Now, I don’t generally write about sports for an entire post except in extraordinary circumstances. And the Chiefs being bad isn’t exactly extraordinary. They’ve been scarcely mediocre since the 21st century began. After twelve seasons, they are 30 games under .500 and have lost all three of their playoff appearances during that span. The record of 2-14 isn’t even extraordinary. The Chiefs hit that previous low-water mark back in 2008 – the worst season in more than a decade – but it was different. Those Chiefs seemed to at least be trying, and lost by an average of 9 points.
The 2012 Chiefs lost each game by an average of almost 14 points — two touchdowns — did not win a single game in their division (The AFC West being one of the weakest divisions in the NFL for years, by the way) or even in their conference, and didn’t hold a single lead in regulation until their Week 10 overtime loss to Pittsburgh. That, my friends, is extraordinary.
Perhaps the most curious and frightening trend has been the loss of our homefield advantage, a phenomenon once feared across the league. Even in our off-years, teams like the Elway-led Broncos or the Favre-led Packers could not rule out some late-game heroics spurred on by the thundering fans at Arrowhead Stadium.
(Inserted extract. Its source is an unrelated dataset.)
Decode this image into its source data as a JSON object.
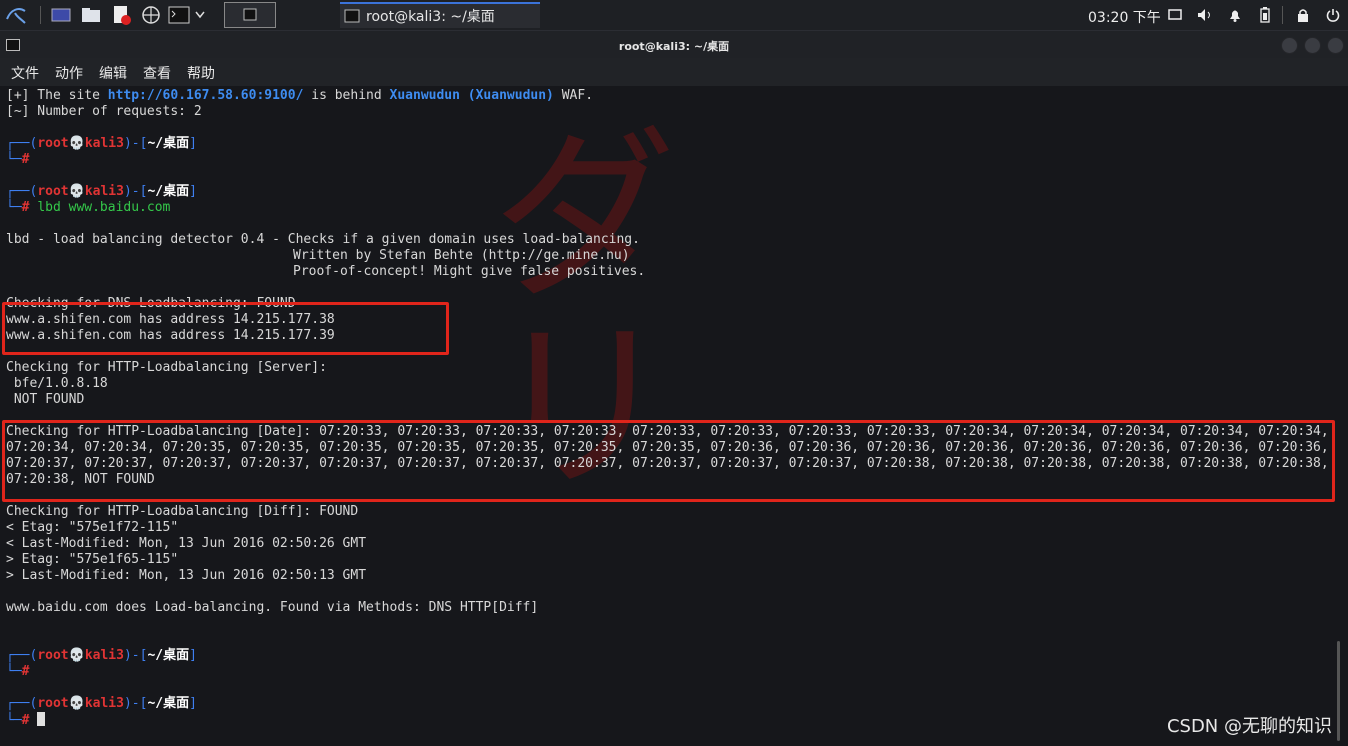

In the last five seasons, the Chiefs have won only 13 of their 41 games on their own turf. If there was a sign outside that once said “Abandon all hope, ye who enter here,” it should now read: “Not in the face!”
I couldn’t begin to tell you what happened to a franchise that — while certainly no powerhouse — was at least a contender for most of the 1990s. Statistics merely highlight the symptoms, they can’t diagnose the illness. The GM, Scott Pioli, is a popular choice for the title of “Plaguebearer,” what with his insistence on keeping the hapless QB Matt Cassel under center for so many years. Romeo Crennel, with his laughable 28-54 record as a head coach, will almost certainly be fired sometime this week, if not by the time you’re reading this. Lamar Hunt, who had founded the Chiefs, died in 2006 and left the team to his son, Clark. That, more than anything, might be the cause of such rapid deterioration.
But the firing of a coach, or a GM, or even the shiny promise of a #1 draft pick in April (The NFL’s Reverse-Super Bowl Trophy to the league’s worst team) can’t change an organization’s fortunes overnight. Even if this is rock bottom, and ownership vows that we’ll see the light of glory again, it still means there’s a lot of digging to be done. More than new management or coaching or a competent quarterback (all of which we need)